Numbering at least 370-500 million, indigenous peoples represent the more significant part of the world's cultural diversity. Travel is one of the best ways to learn about these rich and ancient cultures and understand their essential role in sustaining the diversity of the world's cultural and biological landscapes.
Get Up Close
The best way to learn about the indigenous peoples is to visit their remote homelands. For instance, Odisha is one of the states where the richness of Adivasi cultures remains reserved. Read our story about an adivasi food festival held near the Niyamgiri hills in the state. Indigenous foods are all the rage around the world. But for these communities, these ancient grains and forest-foraged foods are part of an identity that plays a role in protecting their habitats.
Visit A Museum
Some fantastic museums are showcasing the history, lifestyle and culture of the various tribes of India, the Madhya Pradesh Tribal Museum in Bhopal, the Tribal Culture Centre in Jamshedpur, the Museum of Tribal Arts and Artefacts in Bhubaneswar, the Tribal Cultural Museum in Silvassa, Tribal Cultural Museum in Pune, etc. Read about them here.
Why not go on a guided walk through the tribal lands with a friendly community member as your guide For instance, Vanvadi in Maharashtra (close to Pune) is a forest collective where they conduct food walks with the Adivasis, identifying the many trees and plants that are part of their dishes. The mahua (or Indian butter tree), for instance, with its sweet flowers, which are used to make jaggery and porridge and also fermented to make liquor. Read about it here.
Handicrafts And Textiles

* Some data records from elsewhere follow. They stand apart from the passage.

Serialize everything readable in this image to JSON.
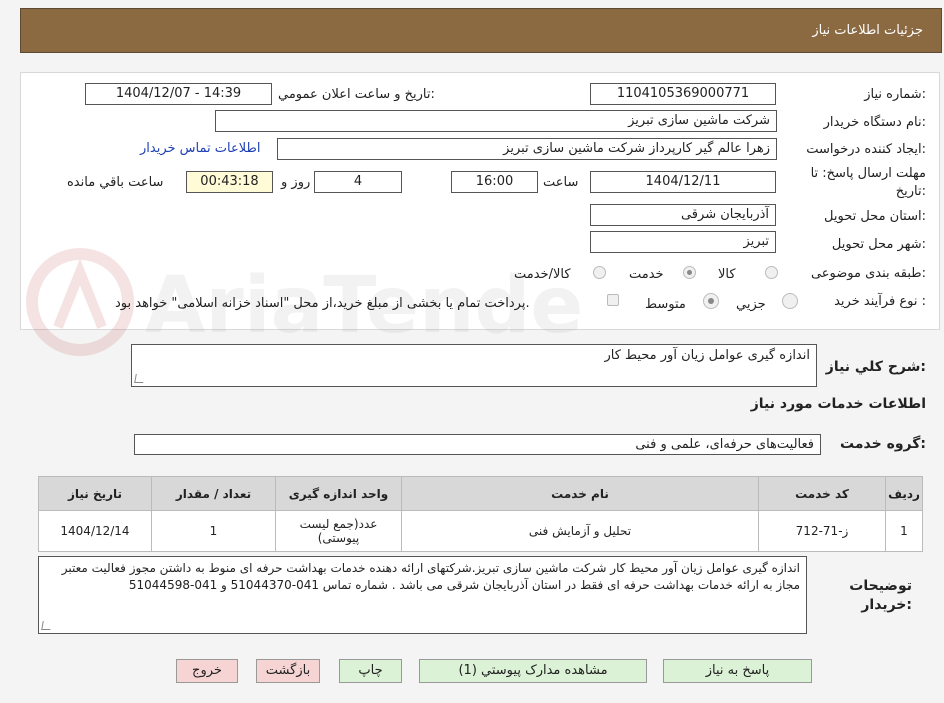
{
  "page": {
    "title": "جزئيات اطلاعات نياز"
  },
  "labels": {
    "need_number": "شماره نياز:",
    "announce_datetime": "تاريخ و ساعت اعلان عمومي:",
    "buyer_org": "نام دستگاه خريدار:",
    "requester": "ايجاد کننده درخواست:",
    "deadline_line1": "مهلت ارسال پاسخ: تا",
    "deadline_line2": "تاريخ:",
    "time_word": "ساعت",
    "day_and": "روز و",
    "remaining": "ساعت باقي مانده",
    "province": "استان محل تحويل:",
    "city": "شهر محل تحويل:",
    "category": "طبقه بندی موضوعی:",
    "process_type": "نوع فرآيند خريد :",
    "general_desc": "شرح کلي نياز:",
    "services_info": "اطلاعات خدمات مورد نياز",
    "service_group": "گروه خدمت:",
    "buyer_notes_line1": "توضيحات",
    "buyer_notes_line2": "خريدار:"
  },
  "values": {
    "need_number": "1104105369000771",
    "announce_datetime": "1404/12/07 - 14:39",
    "buyer_org": "شرکت ماشين سازی تبريز",
    "requester": "زهرا عالم گير کارپرداز شرکت ماشين سازی تبريز",
    "contact_link": "اطلاعات تماس خريدار",
    "deadline_date": "1404/12/11",
    "deadline_time": "16:00",
    "days": "4",
    "remaining_time": "00:43:18",
    "province": "آذربايجان شرقی",
    "city": "تبريز",
    "general_desc": "اندازه گيری عوامل زيان آور محيط کار",
    "service_group": "فعاليت‌های حرفه‌ای، علمی و فنی",
    "buyer_notes": "اندازه گيری عوامل زيان آور محيط کار شرکت ماشين سازی تبريز.شرکتهای ارائه دهنده خدمات بهداشت حرفه ای منوط به داشتن مجوز فعاليت معتبر مجاز به ارائه خدمات بهداشت حرفه ای فقط در استان آذربايجان شرقی می باشد . شماره تماس 041-51044370 و 041-51044598"
  },
  "category_options": {
    "goods": "کالا",
    "service": "خدمت",
    "goods_service": "کالا/خدمت",
    "selected": "service"
  },
  "process_options": {
    "partial": "جزيي",
    "medium": "متوسط",
    "selected": "medium",
    "treasury_note": "پرداخت تمام يا بخشی از مبلغ خريد،از محل \"اسناد خزانه اسلامی\" خواهد بود."
  },
  "table": {
    "headers": {
      "row": "رديف",
      "code": "کد خدمت",
      "name": "نام خدمت",
      "unit": "واحد اندازه گيری",
      "count": "تعداد / مقدار",
      "date": "تاريخ نياز"
    },
    "rows": [
      {
        "row": "1",
        "code": "ز-71-712",
        "name": "تحليل و آزمايش فنی",
        "unit": "عدد(جمع ليست پيوستی)",
        "count": "1",
        "date": "1404/12/14"
      }
    ]
  },
  "buttons": {
    "reply": "پاسخ به نياز",
    "attachments": "مشاهده مدارک پيوستي (1)",
    "print": "چاپ",
    "back": "بازگشت",
    "exit": "خروج"
  },
  "watermark": {
    "text": "AriaTender.neT"
  },
  "colors": {
    "header_bg": "#8b6a42",
    "link": "#1f3fb5",
    "green_button": "#dcf2d6",
    "pink_button": "#f6d4d4",
    "highlight": "#fffbd6"
  }
}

From terracotta to casting images in metal through the ancient lost wax process to weaving textiles, the tribal people of India produce a fantastic range of handcrafted products. Some are protected under the Geographical Indication mark.